A 160-year-old flag, from the time of the first Māori King, Pōtatau Te Wherowhero, has been returned to the Kīngitanga by the Anglican Church.
The Anglican Diocese officially signed over ownership to the Kīngitanga yesterday, after forgetting they had it for 90 years.
Members of the Kīngitanga travelled north from Ngāruawāhia and joined representatives from the Anglican Diocese of Auckland and Te Pihopatanga o Te Tai Tokerau in the cathedral.
Pōtatau Te Wherowhero was the first Māori King, crowned in 1858.
The current King, Kīngi Tūheitia's son, Te Ariki Tamaroa Whatumoana, received the taonga on behalf of the Kīngitanga .
"Symbols of his prestigious office were created as the Kīngitanga grew and became the illustrious institution it is today. The Pōtatau flag was one of those symbols; designed to reflect the mana and tapu of this sacred office," he told those gathered at the church.
The origin of the flag is unclear, it may have been made as a kind of funeral pall at the time of Pōtatau's death.
In 1929, it surfaced in England. It appears to have been taken there in 1865 by a member of the clergy who had served in Aotearoa. It was then returned to Aotearoa.
Ross Bay, the Anglican Bishop of Auckland, said it is time for the taonga to finally return home.
"We have unknowingly had care for this taonga for 90 years, hidden away in the basement of the Auckland Museum and rediscovering it around the anniversary of the Kīngitanga movement. The opportunity has arisen for us to ensure that it is returned to its proper home, which is Turangawaewae Ngāruawāhia to the Kīngitanga .
"So it's a very historic moment and the oldest artefact that the Kīngitanga will hold and belongs to the very first King Pōtatau Te Wherowhero. So it seems important for us that it is back in its home."
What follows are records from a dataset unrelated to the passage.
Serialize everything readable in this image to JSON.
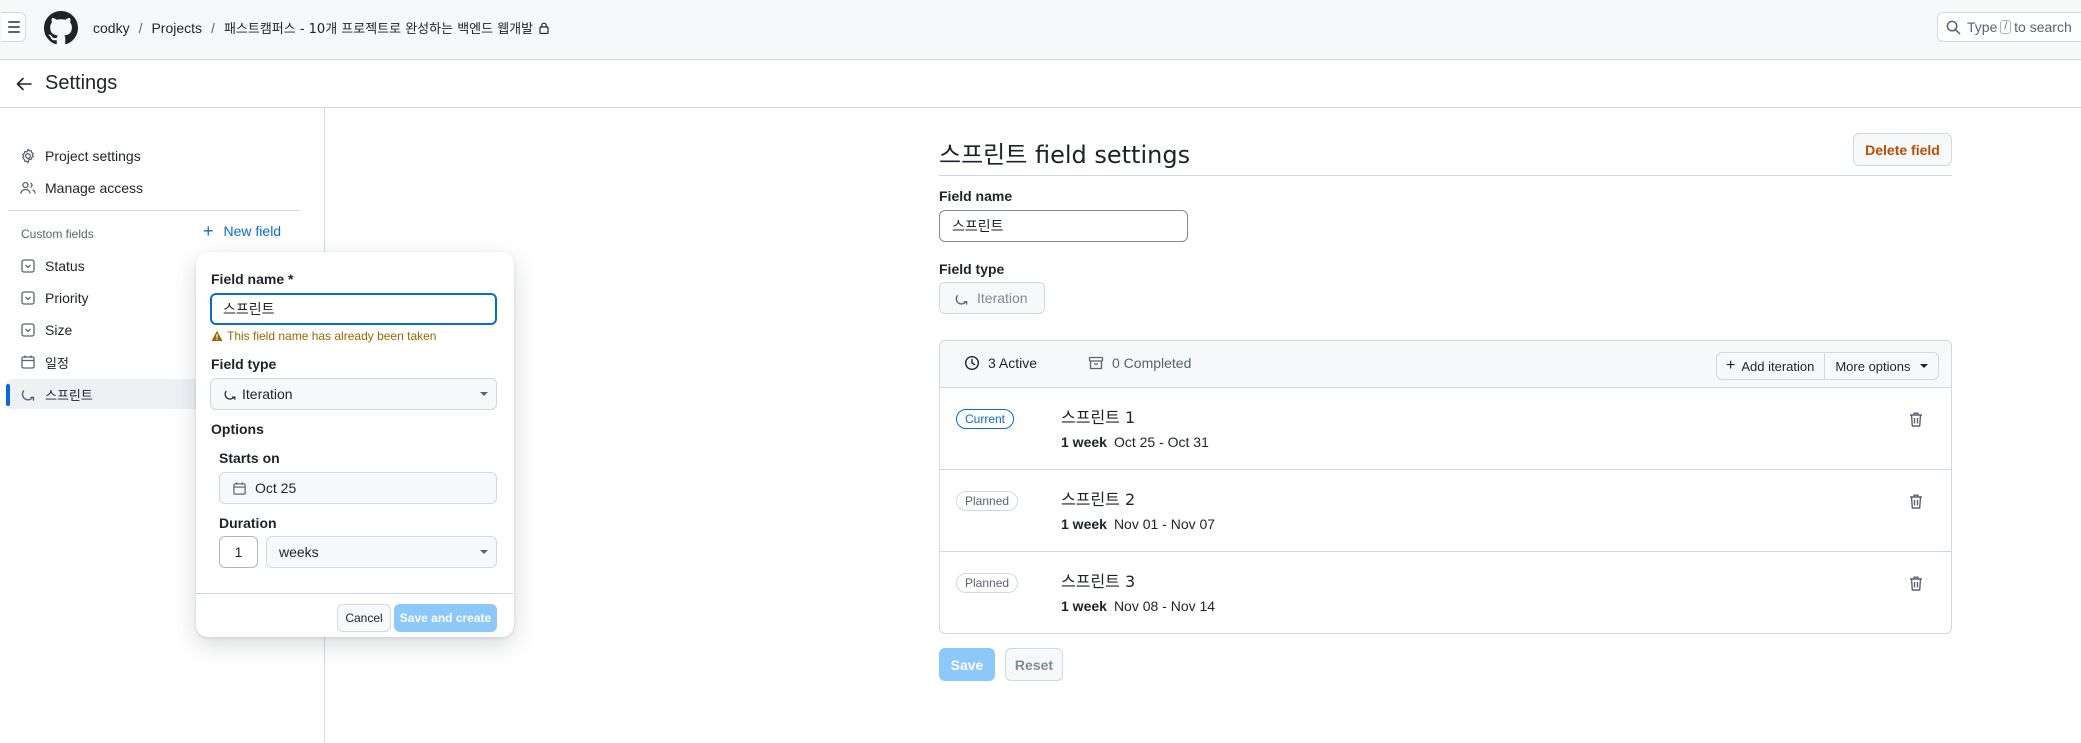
{
  "header": {
    "owner": "codky",
    "projects": "Projects",
    "project_title": "패스트캠퍼스 - 10개 프로젝트로 완성하는 백엔드 웹개발",
    "search_prefix": "Type",
    "search_key": "/",
    "search_suffix": "to search"
  },
  "settings_title": "Settings",
  "sidebar": {
    "project_settings": "Project settings",
    "manage_access": "Manage access",
    "custom_fields_label": "Custom fields",
    "new_field": "New field",
    "fields": [
      "Status",
      "Priority",
      "Size",
      "일정",
      "스프린트"
    ]
  },
  "popover": {
    "field_name_label": "Field name *",
    "field_name_value": "스프린트",
    "error": "This field name has already been taken",
    "field_type_label": "Field type",
    "field_type_value": "Iteration",
    "options_label": "Options",
    "starts_on_label": "Starts on",
    "starts_on_value": "Oct 25",
    "duration_label": "Duration",
    "duration_value": "1",
    "duration_unit": "weeks",
    "cancel": "Cancel",
    "save_and_create": "Save and create"
  },
  "main": {
    "title": "스프린트 field settings",
    "delete_field": "Delete field",
    "field_name_label": "Field name",
    "field_name_value": "스프린트",
    "field_type_label": "Field type",
    "field_type_value": "Iteration",
    "tab_active": "3 Active",
    "tab_completed": "0 Completed",
    "add_iteration": "Add iteration",
    "more_options": "More options",
    "iterations": [
      {
        "badge": "Current",
        "name": "스프린트 1",
        "duration": "1 week",
        "range": "Oct 25 - Oct 31"
      },
      {
        "badge": "Planned",
        "name": "스프린트 2",
        "duration": "1 week",
        "range": "Nov 01 - Nov 07"
      },
      {
        "badge": "Planned",
        "name": "스프린트 3",
        "duration": "1 week",
        "range": "Nov 08 - Nov 14"
      }
    ],
    "save": "Save",
    "reset": "Reset"
  }
}
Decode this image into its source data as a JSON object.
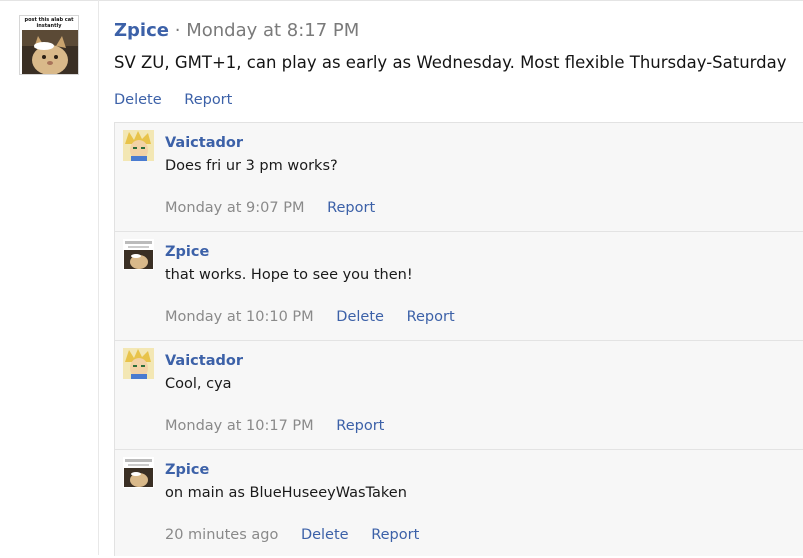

The Bishop said the timing of the return is providential - it's a week before the Koroneihana celebrations and almost 90 years to the day since it was placed with the Auckland Museum for safe keeping.
Waikato-Tainui's Barbara Moke described the flag's return to the Kīngitanga as a "self-repatriation".
"I work with a lot of taonga Māori and you know they have their own way of putting their heads above, saying oi it's me, it must be time for it to go home. And I think that's the significance - to hokinga mai," she said.
Bishop Bay first saw the flag when it was displayed as part of an exhibition on the Kīngitanga held at Auckland Museum.
"I hadn't realised quite what an impressive size it is. For those who haven't seen it it's an enormous artefact. It's spectacular to see."
Museum curators spent 450 hours restoring the flag for the exhibition.
Barbara Moke said the Kīngitanga now needed to work out what to do with the taonga.
"I mean a flag this size, in a practical sense will be really difficult to fly but I would think that the first thing that needs to be done is to find it a safe house - and there are plenty of safe houses down in Waikato. And then the next thing will be how do we bring this taonga out, and how do we show this taonga to the people - it's come home for a reason."
The flag will be welcomed back to Turangawaewae marae formally next week with Waikato Tainui now re-assuming their role as kaitiaki of the taonga.